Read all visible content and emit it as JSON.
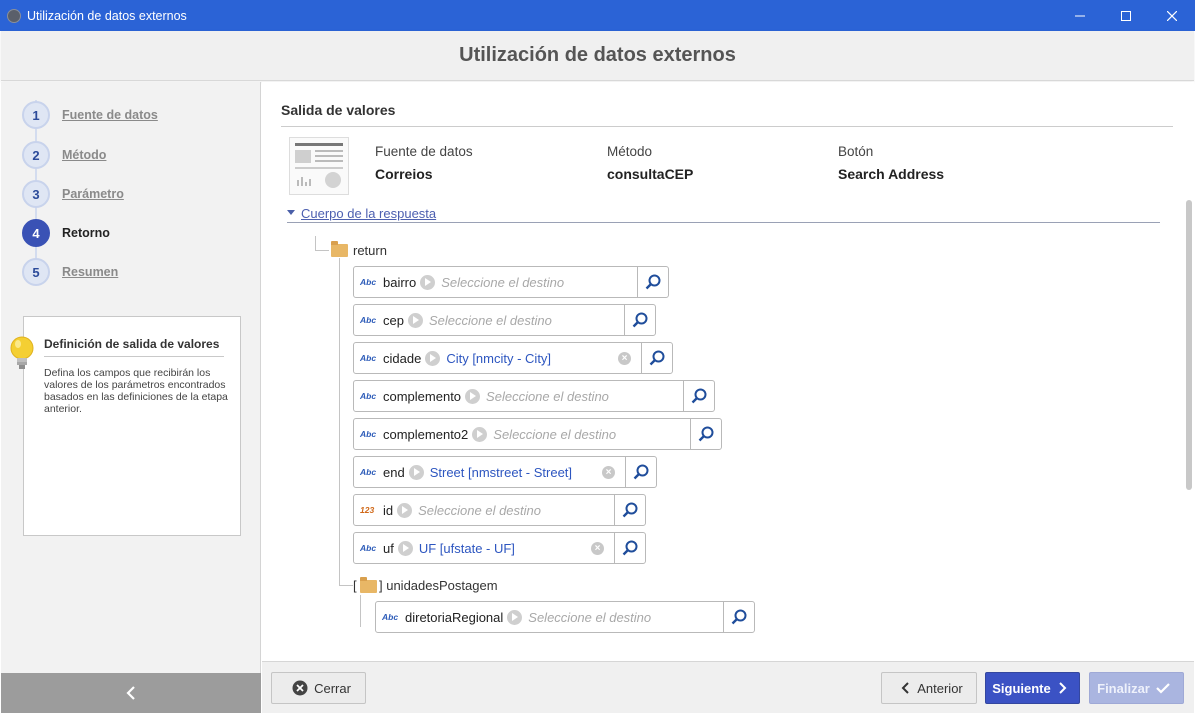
{
  "window": {
    "title": "Utilización de datos externos",
    "controls": [
      "minimize",
      "maximize",
      "close"
    ]
  },
  "header": {
    "title": "Utilización de datos externos"
  },
  "steps": [
    {
      "num": "1",
      "label": "Fuente de datos",
      "active": false
    },
    {
      "num": "2",
      "label": "Método",
      "active": false
    },
    {
      "num": "3",
      "label": "Parámetro",
      "active": false
    },
    {
      "num": "4",
      "label": "Retorno",
      "active": true
    },
    {
      "num": "5",
      "label": "Resumen",
      "active": false
    }
  ],
  "info": {
    "title": "Definición de salida de valores",
    "text": "Defina los campos que recibirán los valores de los parámetros encontrados basados en las definiciones de la etapa anterior."
  },
  "main": {
    "section_title": "Salida de valores",
    "meta": [
      {
        "key": "Fuente de datos",
        "value": "Correios"
      },
      {
        "key": "Método",
        "value": "consultaCEP"
      },
      {
        "key": "Botón",
        "value": "Search Address"
      }
    ],
    "response_label": "Cuerpo de la respuesta",
    "root": "return",
    "fields": [
      {
        "type": "Abc",
        "name": "bairro",
        "dest": "Seleccione el destino",
        "mapped": false
      },
      {
        "type": "Abc",
        "name": "cep",
        "dest": "Seleccione el destino",
        "mapped": false
      },
      {
        "type": "Abc",
        "name": "cidade",
        "dest": "City [nmcity - City]",
        "mapped": true
      },
      {
        "type": "Abc",
        "name": "complemento",
        "dest": "Seleccione el destino",
        "mapped": false
      },
      {
        "type": "Abc",
        "name": "complemento2",
        "dest": "Seleccione el destino",
        "mapped": false
      },
      {
        "type": "Abc",
        "name": "end",
        "dest": "Street [nmstreet - Street]",
        "mapped": true
      },
      {
        "type": "123",
        "name": "id",
        "dest": "Seleccione el destino",
        "mapped": false
      },
      {
        "type": "Abc",
        "name": "uf",
        "dest": "UF [ufstate - UF]",
        "mapped": true
      }
    ],
    "array_node": {
      "open": "[",
      "label": "] unidadesPostagem"
    },
    "sub_fields": [
      {
        "type": "Abc",
        "name": "diretoriaRegional",
        "dest": "Seleccione el destino",
        "mapped": false
      }
    ]
  },
  "footer": {
    "close": "Cerrar",
    "back": "Anterior",
    "next": "Siguiente",
    "finish": "Finalizar"
  },
  "colors": {
    "titlebar": "#2b63d6",
    "primary": "#3b52c4",
    "accent_text": "#2d56c0"
  }
}
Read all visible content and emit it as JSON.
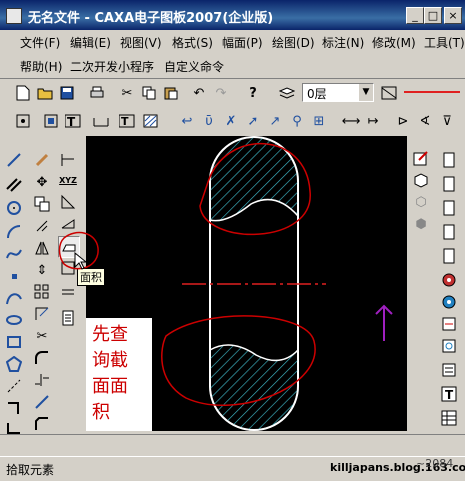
{
  "window": {
    "title": "无名文件 - CAXA电子图板2007(企业版)",
    "minimize_label": "_",
    "maximize_label": "□",
    "close_label": "×"
  },
  "menubar": {
    "row1": [
      "文件(F)",
      "编辑(E)",
      "视图(V)",
      "格式(S)",
      "幅面(P)",
      "绘图(D)",
      "标注(N)",
      "修改(M)",
      "工具(T)"
    ],
    "row2": [
      "帮助(H)",
      "二次开发小程序",
      "自定义命令"
    ]
  },
  "toolbar": {
    "layer_value": "0层"
  },
  "tooltip": {
    "text": "面积"
  },
  "annotation": {
    "lines": [
      "先查",
      "询截",
      "面面",
      "积"
    ],
    "color": "#cc0000"
  },
  "statusbar": {
    "left_text": "拾取元素",
    "right_text": "~2084",
    "watermark": "killjapans.blog.163.com"
  },
  "colors": {
    "titlebar": "#0a246a",
    "canvas_bg": "#000000",
    "hatch": "#3fb8c8",
    "outline": "#ffffff",
    "centerline": "#e02020",
    "annotation_red": "#cc0000",
    "arrow_purple": "#a020c0"
  }
}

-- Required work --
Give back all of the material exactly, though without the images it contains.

-- Exercise answer --
Read all visible content and emit it as JSON.
{
  "window": {
    "title": "Utilización de datos externos",
    "controls": [
      "minimize",
      "maximize",
      "close"
    ]
  },
  "header": {
    "title": "Utilización de datos externos"
  },
  "steps": [
    {
      "num": "1",
      "label": "Fuente de datos",
      "active": false
    },
    {
      "num": "2",
      "label": "Método",
      "active": false
    },
    {
      "num": "3",
      "label": "Parámetro",
      "active": false
    },
    {
      "num": "4",
      "label": "Retorno",
      "active": true
    },
    {
      "num": "5",
      "label": "Resumen",
      "active": false
    }
  ],
  "info": {
    "title": "Definición de salida de valores",
    "text": "Defina los campos que recibirán los valores de los parámetros encontrados basados en las definiciones de la etapa anterior."
  },
  "main": {
    "section_title": "Salida de valores",
    "meta": [
      {
        "key": "Fuente de datos",
        "value": "Correios"
      },
      {
        "key": "Método",
        "value": "consultaCEP"
      },
      {
        "key": "Botón",
        "value": "Search Address"
      }
    ],
    "response_label": "Cuerpo de la respuesta",
    "root": "return",
    "fields": [
      {
        "type": "Abc",
        "name": "bairro",
        "dest": "Seleccione el destino",
        "mapped": false
      },
      {
        "type": "Abc",
        "name": "cep",
        "dest": "Seleccione el destino",
        "mapped": false
      },
      {
        "type": "Abc",
        "name": "cidade",
        "dest": "City [nmcity - City]",
        "mapped": true
      },
      {
        "type": "Abc",
        "name": "complemento",
        "dest": "Seleccione el destino",
        "mapped": false
      },
      {
        "type": "Abc",
        "name": "complemento2",
        "dest": "Seleccione el destino",
        "mapped": false
      },
      {
        "type": "Abc",
        "name": "end",
        "dest": "Street [nmstreet - Street]",
        "mapped": true
      },
      {
        "type": "123",
        "name": "id",
        "dest": "Seleccione el destino",
        "mapped": false
      },
      {
        "type": "Abc",
        "name": "uf",
        "dest": "UF [ufstate - UF]",
        "mapped": true
      }
    ],
    "array_node": {
      "open": "[",
      "label": "] unidadesPostagem"
    },
    "sub_fields": [
      {
        "type": "Abc",
        "name": "diretoriaRegional",
        "dest": "Seleccione el destino",
        "mapped": false
      }
    ]
  },
  "footer": {
    "close": "Cerrar",
    "back": "Anterior",
    "next": "Siguiente",
    "finish": "Finalizar"
  },
  "colors": {
    "titlebar": "#2b63d6",
    "primary": "#3b52c4",
    "accent_text": "#2d56c0"
  }
}
Read all visible content and emit it as JSON.
{
  "window": {
    "title": "无名文件 - CAXA电子图板2007(企业版)",
    "minimize_label": "_",
    "maximize_label": "□",
    "close_label": "×"
  },
  "menubar": {
    "row1": [
      "文件(F)",
      "编辑(E)",
      "视图(V)",
      "格式(S)",
      "幅面(P)",
      "绘图(D)",
      "标注(N)",
      "修改(M)",
      "工具(T)"
    ],
    "row2": [
      "帮助(H)",
      "二次开发小程序",
      "自定义命令"
    ]
  },
  "toolbar": {
    "layer_value": "0层"
  },
  "tooltip": {
    "text": "面积"
  },
  "annotation": {
    "lines": [
      "先查",
      "询截",
      "面面",
      "积"
    ],
    "color": "#cc0000"
  },
  "statusbar": {
    "left_text": "拾取元素",
    "right_text": "~2084",
    "watermark": "killjapans.blog.163.com"
  },
  "colors": {
    "titlebar": "#0a246a",
    "canvas_bg": "#000000",
    "hatch": "#3fb8c8",
    "outline": "#ffffff",
    "centerline": "#e02020",
    "annotation_red": "#cc0000",
    "arrow_purple": "#a020c0"
  }
}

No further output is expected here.